In the data below, which lines hold "true"? Copy every one.

(Collection entries)

·····

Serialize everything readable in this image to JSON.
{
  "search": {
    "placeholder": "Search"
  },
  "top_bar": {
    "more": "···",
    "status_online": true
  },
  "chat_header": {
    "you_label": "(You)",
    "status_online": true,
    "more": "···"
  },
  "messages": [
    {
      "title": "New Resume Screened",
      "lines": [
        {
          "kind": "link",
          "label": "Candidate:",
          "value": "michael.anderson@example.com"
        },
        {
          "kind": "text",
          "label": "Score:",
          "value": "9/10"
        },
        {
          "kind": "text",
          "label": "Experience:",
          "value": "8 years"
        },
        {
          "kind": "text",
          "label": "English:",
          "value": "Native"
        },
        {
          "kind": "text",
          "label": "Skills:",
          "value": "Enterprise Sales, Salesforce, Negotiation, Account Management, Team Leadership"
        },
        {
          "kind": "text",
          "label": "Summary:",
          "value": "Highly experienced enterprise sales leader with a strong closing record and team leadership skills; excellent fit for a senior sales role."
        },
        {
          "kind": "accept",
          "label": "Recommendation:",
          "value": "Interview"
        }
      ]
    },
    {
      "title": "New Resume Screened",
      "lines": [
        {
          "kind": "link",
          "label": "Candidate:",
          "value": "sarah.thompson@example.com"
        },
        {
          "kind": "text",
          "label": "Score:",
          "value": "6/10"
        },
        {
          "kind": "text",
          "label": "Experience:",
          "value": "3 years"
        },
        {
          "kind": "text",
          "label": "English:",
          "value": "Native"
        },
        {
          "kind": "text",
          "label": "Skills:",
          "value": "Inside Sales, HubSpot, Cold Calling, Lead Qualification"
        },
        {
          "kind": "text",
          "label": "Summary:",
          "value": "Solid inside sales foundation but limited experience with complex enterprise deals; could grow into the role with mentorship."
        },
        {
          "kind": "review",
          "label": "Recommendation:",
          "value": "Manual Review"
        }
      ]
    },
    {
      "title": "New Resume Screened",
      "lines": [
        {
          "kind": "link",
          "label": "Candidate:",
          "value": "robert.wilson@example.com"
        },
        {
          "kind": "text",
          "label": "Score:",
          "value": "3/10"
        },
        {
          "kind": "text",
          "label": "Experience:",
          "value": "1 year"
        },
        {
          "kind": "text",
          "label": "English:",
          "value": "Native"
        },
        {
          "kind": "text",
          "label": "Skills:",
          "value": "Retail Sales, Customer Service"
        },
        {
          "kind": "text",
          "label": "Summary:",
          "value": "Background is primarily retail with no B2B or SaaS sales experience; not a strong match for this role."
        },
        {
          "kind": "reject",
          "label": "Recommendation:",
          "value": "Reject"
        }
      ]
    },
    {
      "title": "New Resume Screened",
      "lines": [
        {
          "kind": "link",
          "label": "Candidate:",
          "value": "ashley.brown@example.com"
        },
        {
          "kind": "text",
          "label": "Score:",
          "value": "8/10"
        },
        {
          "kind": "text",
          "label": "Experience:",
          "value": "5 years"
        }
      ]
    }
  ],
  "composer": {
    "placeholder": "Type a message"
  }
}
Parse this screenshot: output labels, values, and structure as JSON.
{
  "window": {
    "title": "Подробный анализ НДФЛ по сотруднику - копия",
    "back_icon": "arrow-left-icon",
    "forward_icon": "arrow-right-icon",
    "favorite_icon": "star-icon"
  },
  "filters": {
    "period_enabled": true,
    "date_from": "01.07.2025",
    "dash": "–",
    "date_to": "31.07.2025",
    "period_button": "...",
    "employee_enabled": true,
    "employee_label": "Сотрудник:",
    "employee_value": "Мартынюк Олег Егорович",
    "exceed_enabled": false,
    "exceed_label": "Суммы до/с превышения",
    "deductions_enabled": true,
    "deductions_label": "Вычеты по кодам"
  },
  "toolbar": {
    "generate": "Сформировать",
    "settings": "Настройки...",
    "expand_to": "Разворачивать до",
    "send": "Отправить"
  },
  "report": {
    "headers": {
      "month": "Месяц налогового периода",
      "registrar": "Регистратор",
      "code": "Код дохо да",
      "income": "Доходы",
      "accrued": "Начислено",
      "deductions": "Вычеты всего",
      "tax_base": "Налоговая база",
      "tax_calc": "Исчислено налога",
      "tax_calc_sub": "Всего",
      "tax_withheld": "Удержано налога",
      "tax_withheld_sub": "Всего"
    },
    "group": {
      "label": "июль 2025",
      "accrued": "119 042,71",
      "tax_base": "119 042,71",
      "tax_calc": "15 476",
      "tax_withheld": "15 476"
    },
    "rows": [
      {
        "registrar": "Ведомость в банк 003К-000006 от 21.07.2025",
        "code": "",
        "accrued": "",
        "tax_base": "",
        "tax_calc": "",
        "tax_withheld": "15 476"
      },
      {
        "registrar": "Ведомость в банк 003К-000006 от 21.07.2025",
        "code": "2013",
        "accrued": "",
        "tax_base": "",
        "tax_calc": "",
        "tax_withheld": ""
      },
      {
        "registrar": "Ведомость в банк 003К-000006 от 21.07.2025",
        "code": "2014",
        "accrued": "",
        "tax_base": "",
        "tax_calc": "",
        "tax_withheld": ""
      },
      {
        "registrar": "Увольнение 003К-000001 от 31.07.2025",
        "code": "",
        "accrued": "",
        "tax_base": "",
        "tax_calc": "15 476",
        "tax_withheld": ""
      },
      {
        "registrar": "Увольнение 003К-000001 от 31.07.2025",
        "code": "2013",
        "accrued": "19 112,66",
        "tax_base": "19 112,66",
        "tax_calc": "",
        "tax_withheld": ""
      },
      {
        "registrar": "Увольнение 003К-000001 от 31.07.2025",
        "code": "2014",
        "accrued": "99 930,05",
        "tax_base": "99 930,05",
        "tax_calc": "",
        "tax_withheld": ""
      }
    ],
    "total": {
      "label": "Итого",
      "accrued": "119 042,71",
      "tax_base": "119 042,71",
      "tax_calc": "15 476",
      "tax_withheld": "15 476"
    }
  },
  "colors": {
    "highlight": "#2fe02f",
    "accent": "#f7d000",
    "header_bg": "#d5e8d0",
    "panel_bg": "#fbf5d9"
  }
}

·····

__EXERCISE RESULT__.
    "status_online": true
    "status_online": true,
    "period_enabled": true,
    "employee_enabled": true,
    "deductions_enabled": true,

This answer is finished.